       happen unless at least one packet has arrived; the only platforms
       on which it happens are macOS, the BSDs, Solaris 11, AIX, Tru64
       UNIX, and Windows.

       If you want to ensure that the loop will eventually be unblocked
       on any other platforms, or unblocked when capturing on a device
       other than a network interface, you will need to use whatever
       mechanism the OS provides for breaking a thread out of blocking
       calls in order to unblock the thread, such as thread cancellation
       or thread signalling in systems that support POSIX threads.

       Note that if pcap_breakloop() unblocks the thread capturing
       packets, and you are running on a platform that supports packet
       buffering, there may be packets in the buffer that arrived before
       pcap_breakloop() were called but that weren't yet provided to
       libpcap, those packets will not have been processed by
       pcap_dispatch() or pcap_loop().  If pcap_breakloop() was called
       in order to terminate the capture process, then, in order to
       process those packets, you would have to call pcap_dispatch() one
       time in order to process the last batch of packets.  This may
       block until the packet buffer timeout expires, so a non-zero
       packet buffer timeout must be used.
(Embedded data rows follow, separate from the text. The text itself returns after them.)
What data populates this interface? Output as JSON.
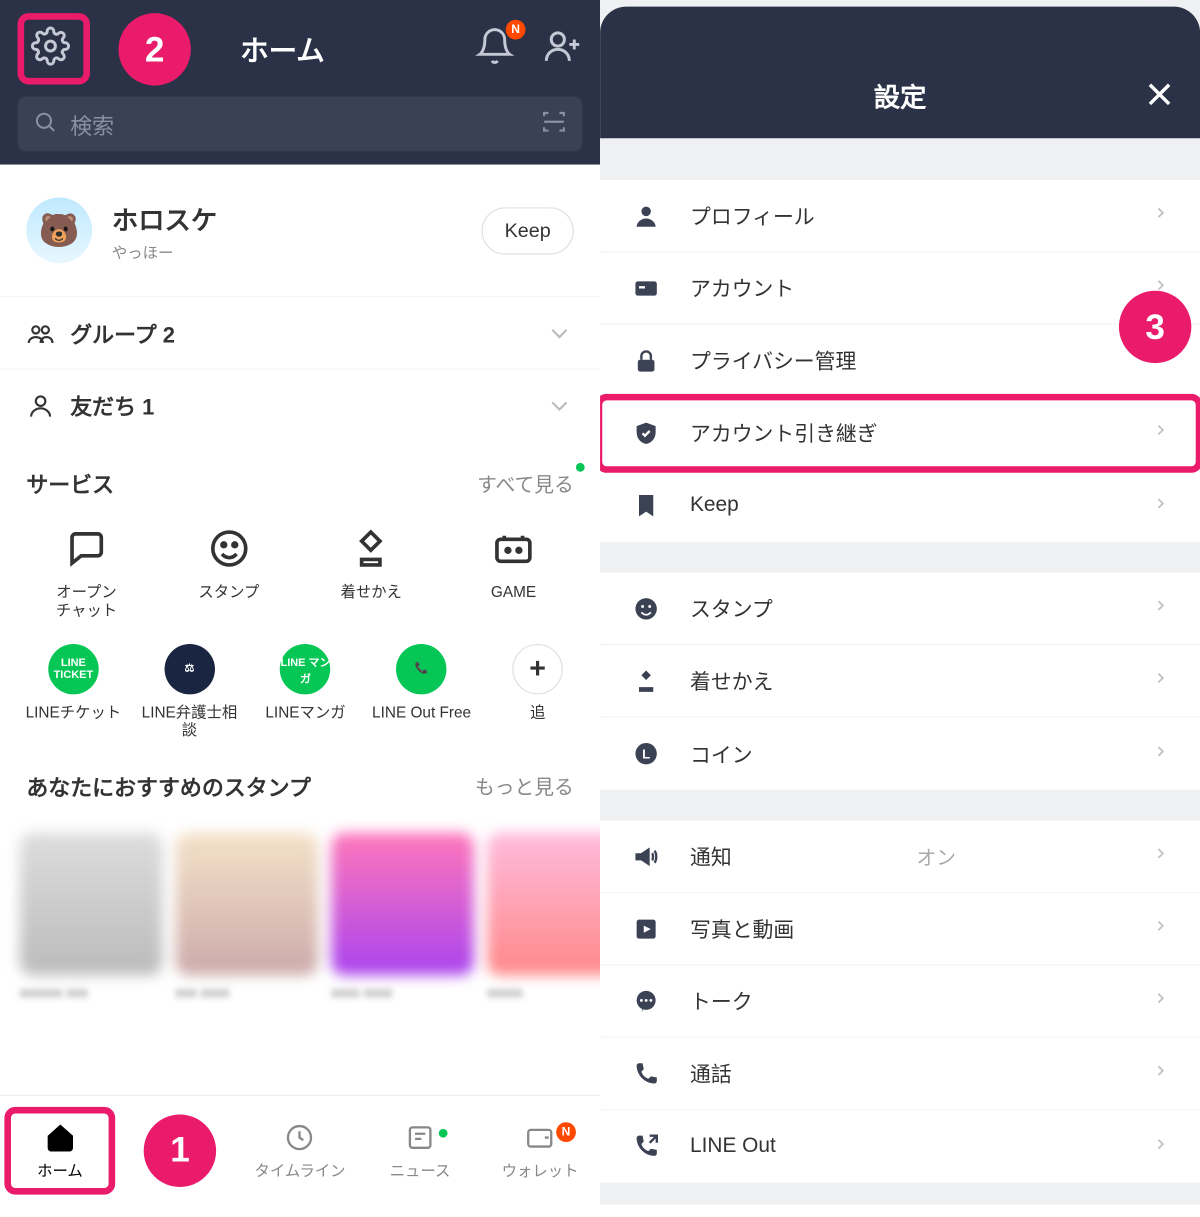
{
  "callouts": {
    "one": "1",
    "two": "2",
    "three": "3"
  },
  "left": {
    "title": "ホーム",
    "search_placeholder": "検索",
    "profile": {
      "name": "ホロスケ",
      "status": "やっほー",
      "keep": "Keep"
    },
    "groups_label": "グループ 2",
    "friends_label": "友だち 1",
    "services_title": "サービス",
    "see_all": "すべて見る",
    "services1": [
      {
        "label": "オープン\nチャット"
      },
      {
        "label": "スタンプ"
      },
      {
        "label": "着せかえ"
      },
      {
        "label": "GAME"
      }
    ],
    "services2": [
      {
        "label": "LINEチケット",
        "pill": "LINE TICKET",
        "cls": "green"
      },
      {
        "label": "LINE弁護士相談",
        "pill": "⚖",
        "cls": "navy"
      },
      {
        "label": "LINEマンガ",
        "pill": "LINE マンガ",
        "cls": "ggreen"
      },
      {
        "label": "LINE Out Free",
        "pill": "📞",
        "cls": "ggreen"
      },
      {
        "label": "追",
        "pill": "+",
        "cls": "plus"
      }
    ],
    "stamps_title": "あなたにおすすめのスタンプ",
    "more": "もっと見る",
    "tabs": [
      {
        "label": "ホーム"
      },
      {
        "label": ""
      },
      {
        "label": "タイムライン"
      },
      {
        "label": "ニュース"
      },
      {
        "label": "ウォレット"
      }
    ]
  },
  "right": {
    "title": "設定",
    "groups": [
      [
        {
          "label": "プロフィール",
          "icon": "person"
        },
        {
          "label": "アカウント",
          "icon": "idcard"
        },
        {
          "label": "プライバシー管理",
          "icon": "lock"
        },
        {
          "label": "アカウント引き継ぎ",
          "icon": "shield",
          "highlight": true
        },
        {
          "label": "Keep",
          "icon": "bookmark"
        }
      ],
      [
        {
          "label": "スタンプ",
          "icon": "smile"
        },
        {
          "label": "着せかえ",
          "icon": "brush"
        },
        {
          "label": "コイン",
          "icon": "coin"
        }
      ],
      [
        {
          "label": "通知",
          "icon": "speaker",
          "value": "オン"
        },
        {
          "label": "写真と動画",
          "icon": "play"
        },
        {
          "label": "トーク",
          "icon": "chat"
        },
        {
          "label": "通話",
          "icon": "phone"
        },
        {
          "label": "LINE Out",
          "icon": "phoneout"
        }
      ]
    ]
  }
}
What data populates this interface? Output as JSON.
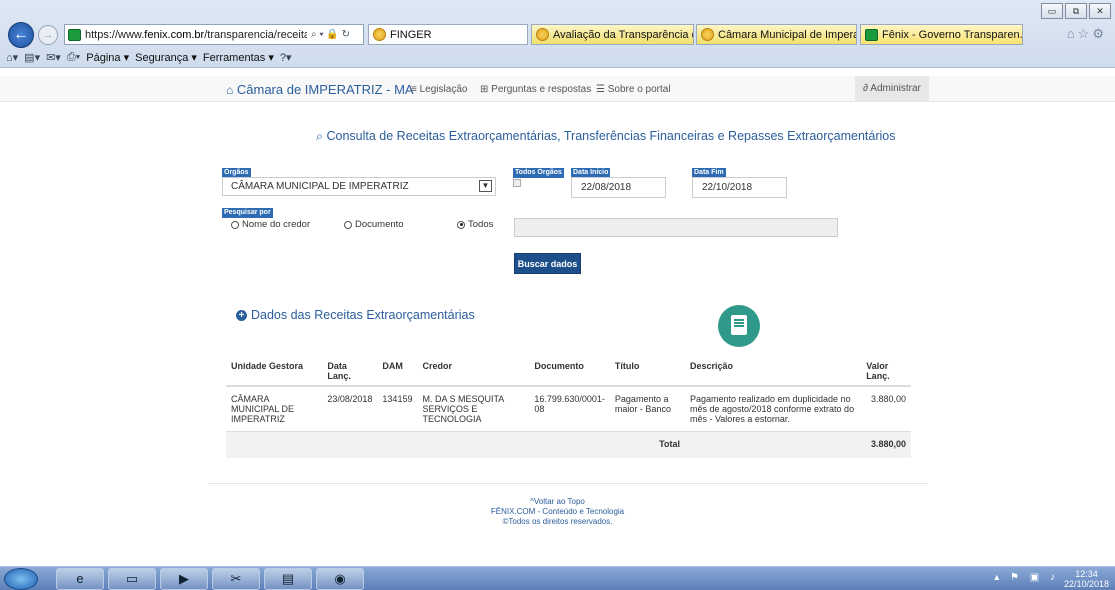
{
  "browser": {
    "url_prefix": "https://www.",
    "url_domain": "fenix.com.br",
    "url_rest": "/transparencia/receitas_e",
    "address_icons": "⌕ ▾ 🔒 ↻",
    "tabs": [
      {
        "title": "FINGER"
      },
      {
        "title": "Avaliação da Transparência do..."
      },
      {
        "title": "Câmara Municipal de Imperatr..."
      },
      {
        "title": "Fênix - Governo Transparen..."
      }
    ],
    "tab_close": "✕",
    "window_buttons": [
      "▭",
      "⧉",
      "✕"
    ],
    "home_tools": "⌂☆⚙",
    "commands": {
      "pagina": "Página ▾",
      "seguranca": "Segurança ▾",
      "ferramentas": "Ferramentas ▾"
    }
  },
  "site_nav": {
    "brand": "Câmara de IMPERATRIZ - MA",
    "legislacao": "Legislação",
    "perguntas": "Perguntas e respostas",
    "sobre": "Sobre o portal",
    "administrar": "Administrar"
  },
  "page_title": "Consulta de Receitas Extraorçamentárias, Transferências Financeiras e Repasses Extraorçamentários",
  "form": {
    "orgaos_label": "Órgãos",
    "orgao_value": "CÂMARA MUNICIPAL DE IMPERATRIZ",
    "todos_orgaos_label": "Todos Órgãos",
    "data_inicio_label": "Data Início",
    "data_inicio": "22/08/2018",
    "data_fim_label": "Data Fim",
    "data_fim": "22/10/2018",
    "pesquisar_por_label": "Pesquisar por",
    "radio_credor": "Nome do credor",
    "radio_documento": "Documento",
    "radio_todos": "Todos",
    "buscar": "Buscar dados"
  },
  "section_title": "Dados das Receitas Extraorçamentárias",
  "table": {
    "headers": {
      "unidade": "Unidade Gestora",
      "data": "Data Lanç.",
      "dam": "DAM",
      "credor": "Credor",
      "documento": "Documento",
      "titulo": "Título",
      "descricao": "Descrição",
      "valor": "Valor Lanç."
    },
    "rows": [
      {
        "unidade": "CÂMARA MUNICIPAL DE IMPERATRIZ",
        "data": "23/08/2018",
        "dam": "134159",
        "credor": "M. DA S MESQUITA SERVIÇOS E TECNOLOGIA",
        "documento": "16.799.630/0001-08",
        "titulo": "Pagamento a maior - Banco",
        "descricao": "Pagamento realizado em duplicidade no mês de agosto/2018 conforme extrato do mês - Valores a estornar.",
        "valor": "3.880,00"
      }
    ],
    "total_label": "Total",
    "total_value": "3.880,00"
  },
  "footer": {
    "voltar": "Voltar ao Topo",
    "empresa": "FÊNIX.COM - Conteúdo e Tecnologia",
    "direitos": "©Todos os direitos reservados."
  },
  "taskbar": {
    "time": "12:34",
    "date": "22/10/2018"
  }
}
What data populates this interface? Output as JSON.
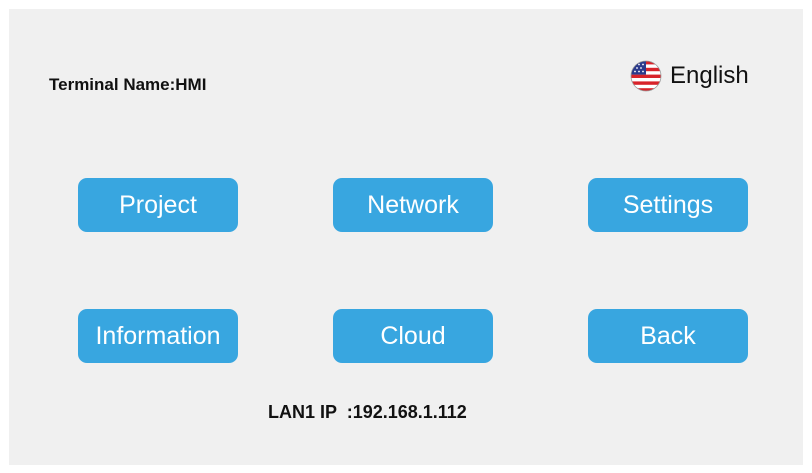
{
  "header": {
    "terminal_label": "Terminal Name:",
    "terminal_value": "HMI",
    "language": {
      "label": "English",
      "icon": "us-flag-icon"
    }
  },
  "menu": {
    "project": "Project",
    "network": "Network",
    "settings": "Settings",
    "information": "Information",
    "cloud": "Cloud",
    "back": "Back"
  },
  "footer": {
    "ip_label": "LAN1 IP  :",
    "ip_value": "192.168.1.112"
  },
  "colors": {
    "background": "#f0f0f0",
    "button": "#38a6e0",
    "button_text": "#ffffff"
  }
}
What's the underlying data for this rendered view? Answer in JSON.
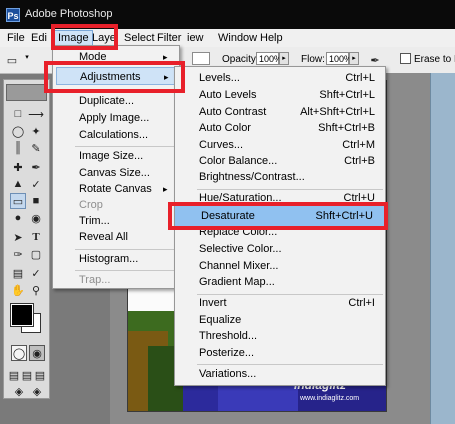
{
  "app": {
    "title": "Adobe Photoshop",
    "icon": "photoshop-app-icon"
  },
  "menubar": {
    "items": [
      "File",
      "Edit",
      "Image",
      "Layer",
      "Select",
      "Filter",
      "View",
      "Window",
      "Help"
    ],
    "visible_text": {
      "edit": "Edi",
      "layer": "Laye",
      "view": "iew"
    },
    "active": "Image"
  },
  "options_bar": {
    "opacity_label": "Opacity:",
    "opacity_value": "100%",
    "flow_label": "Flow:",
    "flow_value": "100%",
    "erase_label": "Erase to Histo",
    "erase_to_history_checked": false
  },
  "image_menu": {
    "items": [
      {
        "label": "Mode",
        "submenu": true,
        "disabled": false
      },
      {
        "label": "Adjustments",
        "submenu": true,
        "disabled": false,
        "highlighted": true
      },
      {
        "label": "Duplicate...",
        "disabled": false
      },
      {
        "label": "Apply Image...",
        "disabled": false
      },
      {
        "label": "Calculations...",
        "disabled": false
      },
      {
        "label": "Image Size...",
        "disabled": false
      },
      {
        "label": "Canvas Size...",
        "disabled": false
      },
      {
        "label": "Rotate Canvas",
        "submenu": true,
        "disabled": false
      },
      {
        "label": "Crop",
        "disabled": true
      },
      {
        "label": "Trim...",
        "disabled": false
      },
      {
        "label": "Reveal All",
        "disabled": false
      },
      {
        "label": "Histogram...",
        "disabled": false
      },
      {
        "label": "Trap...",
        "disabled": true
      }
    ]
  },
  "adjustments_menu": {
    "items": [
      {
        "label": "Levels...",
        "shortcut": "Ctrl+L"
      },
      {
        "label": "Auto Levels",
        "shortcut": "Shft+Ctrl+L"
      },
      {
        "label": "Auto Contrast",
        "shortcut": "Alt+Shft+Ctrl+L"
      },
      {
        "label": "Auto Color",
        "shortcut": "Shft+Ctrl+B"
      },
      {
        "label": "Curves...",
        "shortcut": "Ctrl+M"
      },
      {
        "label": "Color Balance...",
        "shortcut": "Ctrl+B"
      },
      {
        "label": "Brightness/Contrast...",
        "shortcut": ""
      },
      {
        "label": "Hue/Saturation...",
        "shortcut": "Ctrl+U"
      },
      {
        "label": "Desaturate",
        "shortcut": "Shft+Ctrl+U",
        "selected": true
      },
      {
        "label": "Replace Color...",
        "shortcut": ""
      },
      {
        "label": "Selective Color...",
        "shortcut": ""
      },
      {
        "label": "Channel Mixer...",
        "shortcut": ""
      },
      {
        "label": "Gradient Map...",
        "shortcut": ""
      },
      {
        "label": "Invert",
        "shortcut": "Ctrl+I"
      },
      {
        "label": "Equalize",
        "shortcut": ""
      },
      {
        "label": "Threshold...",
        "shortcut": ""
      },
      {
        "label": "Posterize...",
        "shortcut": ""
      },
      {
        "label": "Variations...",
        "shortcut": ""
      }
    ]
  },
  "watermark": {
    "text": "indiaglitz",
    "url": "www.indiaglitz.com"
  },
  "colors": {
    "callout": "#e8202a",
    "selection": "#90c1f0",
    "highlight": "#cfe3f7",
    "titlebar": "#0a0a0a"
  }
}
       Note that pcap_next() and pcap_next_ex() will, on some platforms,
       loop reading packets from the OS; that loop will not necessarily
       be terminated by a signal, so pcap_breakloop() should be used to
       terminate packet processing even if pcap_next() or pcap_next_ex()
       is being used.

       pcap_breakloop() does not guarantee that no further packets will
       be processed by pcap_dispatch() or pcap_loop() after it is
       called; at most one more packet might be processed.

       If PCAP_ERROR_BREAK is returned from pcap_dispatch() or
       pcap_loop(), the flag is cleared, so a subsequent call will
       resume reading packets.  If a positive number is returned, the
       flag is not cleared, so a subsequent call will return
       PCAP_ERROR_BREAK and clear the flag.


       This function became available in libpcap release 0.8.1.

       In releases prior to libpcap 1.10.0, pcap_breakloop() will not
       wake up a blocked thread on any platform.

SEE ALSO         top


COLOPHON         top

       This page is part of the libpcap (packet capture library)
       project.  Information about the project can be found at 
       ⟨http://www.tcpdump.org/⟩.  If you have a bug report for this
       manual page, see ⟨http://www.tcpdump.org/#patches⟩.  This page
       was obtained from the project's upstream Git repository
       ⟨https://github.com/the-tcpdump-group/libpcap.git⟩ on 2022-12-17.
       (At that time, the date of the most recent commit that was found
       in the repository was 2022-12-13.)  If you discover any rendering
       problems in this HTML version of the page, or you believe there
       is a better or more up-to-date source for the page, or you have
       corrections or improvements to the information in this COLOPHON
       (which is not part of the original manual page), send a mail to

                             8 December 2022       PCAP_BREAKLOOP(3PCAP)